In contrast to the critical treatment Political Parties has received over the years, no one has yet attempted to correct the conditional class alignment Mason observed in New York's constitution-making.4 Interested less in why rebel leaders wanted a constitution than what the document meant, today's historians have accepted his interpretation without questioning if it is appropriate to sort rebels by class. Daniel Hulsebosch is the best example of this trend. His Constituting Empire: New York and the Transformation of Constitutionalism in the Atlantic World, 1664–1830 locates change in legal understanding and not in how citizens exercised power after statehood.5 Identifying the continuity of political forms through a different research methodology, Hulsebosch is able to agree with Mason without having to address his analysis.6
Hulsebosch does not feel obligated to elaborate on Mason's scholarship because Mason treated New York's constitution-making narrowly. Positing that one's political behavior depended on "specific circumstances," he refrained from comparing positions on constitutional issues with positions held before the war.7 Instead, he employed three contemporary indications of political standing to label those who composed the state's first political charter as either conservative, radical, or moderate: the "informal proposals" [End Page 40] of leading rebels, drafts by the committeemen chosen to write the document, and votes by the convention on the final draft.8

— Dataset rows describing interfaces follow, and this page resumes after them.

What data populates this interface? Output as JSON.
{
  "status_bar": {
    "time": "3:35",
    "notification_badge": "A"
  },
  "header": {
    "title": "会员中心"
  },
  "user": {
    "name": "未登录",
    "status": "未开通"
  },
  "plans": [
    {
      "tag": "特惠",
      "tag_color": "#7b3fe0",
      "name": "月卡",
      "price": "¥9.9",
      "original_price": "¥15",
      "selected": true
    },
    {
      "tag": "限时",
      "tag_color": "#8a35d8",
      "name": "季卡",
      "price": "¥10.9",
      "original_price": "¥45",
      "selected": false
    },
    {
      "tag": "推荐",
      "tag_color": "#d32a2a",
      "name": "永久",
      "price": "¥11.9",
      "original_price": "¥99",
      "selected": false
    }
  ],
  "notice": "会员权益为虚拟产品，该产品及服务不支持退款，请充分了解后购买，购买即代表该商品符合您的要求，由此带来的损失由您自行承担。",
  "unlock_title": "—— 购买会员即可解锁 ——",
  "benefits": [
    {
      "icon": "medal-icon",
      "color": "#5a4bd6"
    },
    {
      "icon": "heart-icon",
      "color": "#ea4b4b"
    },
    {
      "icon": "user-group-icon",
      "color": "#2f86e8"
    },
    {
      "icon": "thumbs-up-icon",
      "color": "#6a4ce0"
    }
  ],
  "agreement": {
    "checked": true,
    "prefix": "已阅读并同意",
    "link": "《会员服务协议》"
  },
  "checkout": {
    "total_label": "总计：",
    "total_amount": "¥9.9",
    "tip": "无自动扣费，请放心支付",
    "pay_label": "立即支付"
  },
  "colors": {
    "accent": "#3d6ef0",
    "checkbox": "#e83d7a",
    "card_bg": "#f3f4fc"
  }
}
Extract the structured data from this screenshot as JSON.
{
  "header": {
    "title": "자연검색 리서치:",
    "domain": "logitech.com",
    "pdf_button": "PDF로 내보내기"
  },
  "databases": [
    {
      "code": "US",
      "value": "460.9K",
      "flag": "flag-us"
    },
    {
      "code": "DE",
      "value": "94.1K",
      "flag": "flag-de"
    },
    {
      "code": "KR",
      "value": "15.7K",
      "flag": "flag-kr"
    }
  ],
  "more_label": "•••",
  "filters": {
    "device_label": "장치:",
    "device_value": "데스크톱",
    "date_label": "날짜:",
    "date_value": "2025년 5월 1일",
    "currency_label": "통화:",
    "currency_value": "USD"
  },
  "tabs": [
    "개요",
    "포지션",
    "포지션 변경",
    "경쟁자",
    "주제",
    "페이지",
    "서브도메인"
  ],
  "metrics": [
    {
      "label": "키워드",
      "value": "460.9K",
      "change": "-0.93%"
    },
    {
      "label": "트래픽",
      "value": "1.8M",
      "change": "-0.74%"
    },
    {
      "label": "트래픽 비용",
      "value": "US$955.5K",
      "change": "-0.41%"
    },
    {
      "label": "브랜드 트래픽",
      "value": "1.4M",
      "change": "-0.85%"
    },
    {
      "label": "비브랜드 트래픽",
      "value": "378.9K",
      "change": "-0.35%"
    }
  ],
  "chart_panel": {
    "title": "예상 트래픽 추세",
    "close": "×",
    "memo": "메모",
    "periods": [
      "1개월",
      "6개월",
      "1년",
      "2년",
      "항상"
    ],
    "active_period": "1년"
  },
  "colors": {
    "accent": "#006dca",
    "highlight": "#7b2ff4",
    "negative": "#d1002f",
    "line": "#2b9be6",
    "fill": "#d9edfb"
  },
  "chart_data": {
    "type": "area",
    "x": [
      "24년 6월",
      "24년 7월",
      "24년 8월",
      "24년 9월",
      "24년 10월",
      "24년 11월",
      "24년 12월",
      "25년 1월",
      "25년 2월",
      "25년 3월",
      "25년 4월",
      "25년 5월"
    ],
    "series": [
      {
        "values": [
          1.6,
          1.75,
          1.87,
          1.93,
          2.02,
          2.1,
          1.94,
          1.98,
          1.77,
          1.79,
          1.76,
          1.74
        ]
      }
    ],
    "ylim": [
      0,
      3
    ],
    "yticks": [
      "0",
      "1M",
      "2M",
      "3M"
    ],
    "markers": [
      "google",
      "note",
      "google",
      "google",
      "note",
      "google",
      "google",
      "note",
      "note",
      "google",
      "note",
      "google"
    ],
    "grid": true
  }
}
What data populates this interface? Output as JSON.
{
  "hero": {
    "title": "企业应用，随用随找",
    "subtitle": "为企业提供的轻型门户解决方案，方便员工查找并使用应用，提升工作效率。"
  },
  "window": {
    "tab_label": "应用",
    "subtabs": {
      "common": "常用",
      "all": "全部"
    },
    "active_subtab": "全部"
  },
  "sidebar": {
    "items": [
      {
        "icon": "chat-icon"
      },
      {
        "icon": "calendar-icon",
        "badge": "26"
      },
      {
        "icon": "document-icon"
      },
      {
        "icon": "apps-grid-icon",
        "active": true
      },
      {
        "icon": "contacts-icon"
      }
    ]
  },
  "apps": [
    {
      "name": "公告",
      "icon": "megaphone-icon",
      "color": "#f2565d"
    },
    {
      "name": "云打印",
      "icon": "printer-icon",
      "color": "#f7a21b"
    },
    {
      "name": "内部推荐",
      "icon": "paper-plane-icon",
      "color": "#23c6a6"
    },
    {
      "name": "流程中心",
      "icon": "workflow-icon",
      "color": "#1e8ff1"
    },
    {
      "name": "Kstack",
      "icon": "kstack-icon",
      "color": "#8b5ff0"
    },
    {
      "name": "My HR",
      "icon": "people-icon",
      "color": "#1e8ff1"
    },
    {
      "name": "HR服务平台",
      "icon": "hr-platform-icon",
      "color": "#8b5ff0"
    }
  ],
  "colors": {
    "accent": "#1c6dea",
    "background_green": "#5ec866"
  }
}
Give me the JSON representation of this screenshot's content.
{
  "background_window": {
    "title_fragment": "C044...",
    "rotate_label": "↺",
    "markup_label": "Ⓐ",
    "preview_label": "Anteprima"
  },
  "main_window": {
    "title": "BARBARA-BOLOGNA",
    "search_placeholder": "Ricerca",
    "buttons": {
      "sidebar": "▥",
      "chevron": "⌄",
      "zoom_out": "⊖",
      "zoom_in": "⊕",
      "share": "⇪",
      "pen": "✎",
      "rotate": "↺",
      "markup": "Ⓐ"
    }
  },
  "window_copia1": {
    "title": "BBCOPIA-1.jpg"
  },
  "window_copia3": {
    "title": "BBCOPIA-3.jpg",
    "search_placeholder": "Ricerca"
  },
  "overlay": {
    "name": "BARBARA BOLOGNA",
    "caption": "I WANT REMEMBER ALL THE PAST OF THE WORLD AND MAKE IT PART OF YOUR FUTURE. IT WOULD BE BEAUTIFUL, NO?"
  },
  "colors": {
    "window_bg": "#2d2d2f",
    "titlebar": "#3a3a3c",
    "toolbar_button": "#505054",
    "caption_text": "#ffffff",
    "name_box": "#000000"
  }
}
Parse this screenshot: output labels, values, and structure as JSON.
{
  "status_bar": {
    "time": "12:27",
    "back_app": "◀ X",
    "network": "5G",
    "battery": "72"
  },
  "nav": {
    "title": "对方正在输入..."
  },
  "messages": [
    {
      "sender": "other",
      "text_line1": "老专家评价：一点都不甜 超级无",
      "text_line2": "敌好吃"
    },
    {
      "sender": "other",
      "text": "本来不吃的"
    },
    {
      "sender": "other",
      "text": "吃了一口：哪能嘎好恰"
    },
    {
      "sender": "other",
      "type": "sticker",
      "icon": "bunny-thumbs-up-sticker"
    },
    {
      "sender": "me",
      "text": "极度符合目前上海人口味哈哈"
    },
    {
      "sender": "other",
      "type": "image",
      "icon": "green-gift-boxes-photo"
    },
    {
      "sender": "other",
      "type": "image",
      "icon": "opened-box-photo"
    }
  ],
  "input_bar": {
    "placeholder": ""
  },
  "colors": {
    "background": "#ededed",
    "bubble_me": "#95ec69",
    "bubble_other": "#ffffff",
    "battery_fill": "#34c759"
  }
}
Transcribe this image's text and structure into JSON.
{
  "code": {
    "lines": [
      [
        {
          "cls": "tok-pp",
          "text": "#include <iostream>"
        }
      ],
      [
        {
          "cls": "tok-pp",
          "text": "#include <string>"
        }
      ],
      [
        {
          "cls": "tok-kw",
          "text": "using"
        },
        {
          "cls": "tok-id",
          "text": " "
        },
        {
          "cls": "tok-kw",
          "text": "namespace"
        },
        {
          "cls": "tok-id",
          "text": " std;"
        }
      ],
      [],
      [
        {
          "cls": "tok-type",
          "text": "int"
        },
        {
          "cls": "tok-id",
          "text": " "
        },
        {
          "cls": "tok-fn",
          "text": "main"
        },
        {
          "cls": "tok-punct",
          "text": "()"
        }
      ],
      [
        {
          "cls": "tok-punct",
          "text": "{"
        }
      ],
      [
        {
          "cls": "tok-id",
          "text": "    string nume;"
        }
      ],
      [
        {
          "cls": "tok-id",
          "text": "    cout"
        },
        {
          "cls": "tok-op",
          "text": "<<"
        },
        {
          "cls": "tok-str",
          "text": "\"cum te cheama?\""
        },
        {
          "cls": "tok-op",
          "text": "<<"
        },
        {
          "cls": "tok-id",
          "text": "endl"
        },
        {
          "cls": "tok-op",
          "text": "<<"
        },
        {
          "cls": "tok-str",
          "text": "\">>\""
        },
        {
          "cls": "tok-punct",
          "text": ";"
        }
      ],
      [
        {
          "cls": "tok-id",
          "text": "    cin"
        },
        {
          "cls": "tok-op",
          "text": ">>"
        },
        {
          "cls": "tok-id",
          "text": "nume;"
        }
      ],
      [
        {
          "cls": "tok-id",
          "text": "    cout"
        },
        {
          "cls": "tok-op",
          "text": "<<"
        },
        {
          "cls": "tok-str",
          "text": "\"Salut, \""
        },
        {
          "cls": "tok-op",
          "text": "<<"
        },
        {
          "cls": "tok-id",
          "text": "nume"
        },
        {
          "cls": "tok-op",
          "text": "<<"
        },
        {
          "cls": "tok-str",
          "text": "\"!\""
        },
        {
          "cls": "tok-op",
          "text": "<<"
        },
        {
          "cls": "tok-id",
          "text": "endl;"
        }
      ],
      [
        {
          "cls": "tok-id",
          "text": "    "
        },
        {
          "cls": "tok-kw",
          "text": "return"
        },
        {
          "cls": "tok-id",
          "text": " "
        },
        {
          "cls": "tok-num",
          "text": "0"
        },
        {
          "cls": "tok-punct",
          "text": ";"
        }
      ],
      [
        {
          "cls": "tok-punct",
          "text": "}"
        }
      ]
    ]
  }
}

Mason's analysis has two underlying problems. The first is explanatory. His narrow scope recognized that events influenced individual positions but, without addressing mobilization, fighting, the enemy's advance, or occupation, he was not able to explain why they did. The second is evidentiary. None of the sources he analyzed prove that rebels acted from any motivation other than a desire to win the war. The informal proposals he cited were not written by convention members and had little effect on them. Similarly, no one today can say with certainty who proposed committee drafts, who supported them, and who opposed them.9 While members circulated drafts outside the chamber, the pointed responses they...